• _EXERCISE AIM_
What is the number of lines in the entries that contain the word "Precipitation"? Reply with that number only.

• _TASK DATA_

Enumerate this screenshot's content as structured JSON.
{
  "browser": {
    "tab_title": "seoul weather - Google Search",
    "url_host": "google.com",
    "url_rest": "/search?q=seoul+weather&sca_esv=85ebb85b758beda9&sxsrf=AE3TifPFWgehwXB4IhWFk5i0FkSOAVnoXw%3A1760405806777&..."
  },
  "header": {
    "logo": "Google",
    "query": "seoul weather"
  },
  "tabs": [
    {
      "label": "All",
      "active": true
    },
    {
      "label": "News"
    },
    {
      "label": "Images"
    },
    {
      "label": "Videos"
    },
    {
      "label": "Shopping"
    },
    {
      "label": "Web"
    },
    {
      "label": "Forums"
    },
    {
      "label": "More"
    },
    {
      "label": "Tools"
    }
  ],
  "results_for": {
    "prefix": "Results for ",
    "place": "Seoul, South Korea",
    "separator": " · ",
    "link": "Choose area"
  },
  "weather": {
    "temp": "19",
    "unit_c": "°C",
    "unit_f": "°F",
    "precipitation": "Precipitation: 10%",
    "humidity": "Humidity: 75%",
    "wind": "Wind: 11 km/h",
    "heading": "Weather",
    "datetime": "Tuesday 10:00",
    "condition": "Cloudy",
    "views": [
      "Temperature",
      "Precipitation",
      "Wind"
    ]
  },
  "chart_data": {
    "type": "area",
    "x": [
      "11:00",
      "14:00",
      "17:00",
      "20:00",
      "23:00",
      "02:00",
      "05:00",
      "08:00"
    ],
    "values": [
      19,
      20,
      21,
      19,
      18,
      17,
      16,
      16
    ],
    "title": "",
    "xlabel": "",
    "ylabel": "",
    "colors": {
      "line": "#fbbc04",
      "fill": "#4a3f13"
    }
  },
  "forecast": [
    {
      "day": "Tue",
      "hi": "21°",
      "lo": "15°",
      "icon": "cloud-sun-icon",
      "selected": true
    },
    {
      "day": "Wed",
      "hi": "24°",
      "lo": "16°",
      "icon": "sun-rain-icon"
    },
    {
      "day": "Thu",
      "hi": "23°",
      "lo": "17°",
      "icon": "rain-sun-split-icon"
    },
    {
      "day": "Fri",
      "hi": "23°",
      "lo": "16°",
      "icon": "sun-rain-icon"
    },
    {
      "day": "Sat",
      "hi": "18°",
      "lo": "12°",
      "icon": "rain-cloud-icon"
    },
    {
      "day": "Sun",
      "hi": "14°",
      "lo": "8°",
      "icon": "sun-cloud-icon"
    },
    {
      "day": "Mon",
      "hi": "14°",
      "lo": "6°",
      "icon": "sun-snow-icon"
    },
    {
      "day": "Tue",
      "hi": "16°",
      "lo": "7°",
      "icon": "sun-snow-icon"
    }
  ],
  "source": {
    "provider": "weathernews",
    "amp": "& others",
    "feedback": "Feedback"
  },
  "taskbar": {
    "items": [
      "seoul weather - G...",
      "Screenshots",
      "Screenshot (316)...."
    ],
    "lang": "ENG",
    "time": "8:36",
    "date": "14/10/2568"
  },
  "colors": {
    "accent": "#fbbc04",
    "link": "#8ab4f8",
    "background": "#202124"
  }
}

• _ANSWER SECTION_
2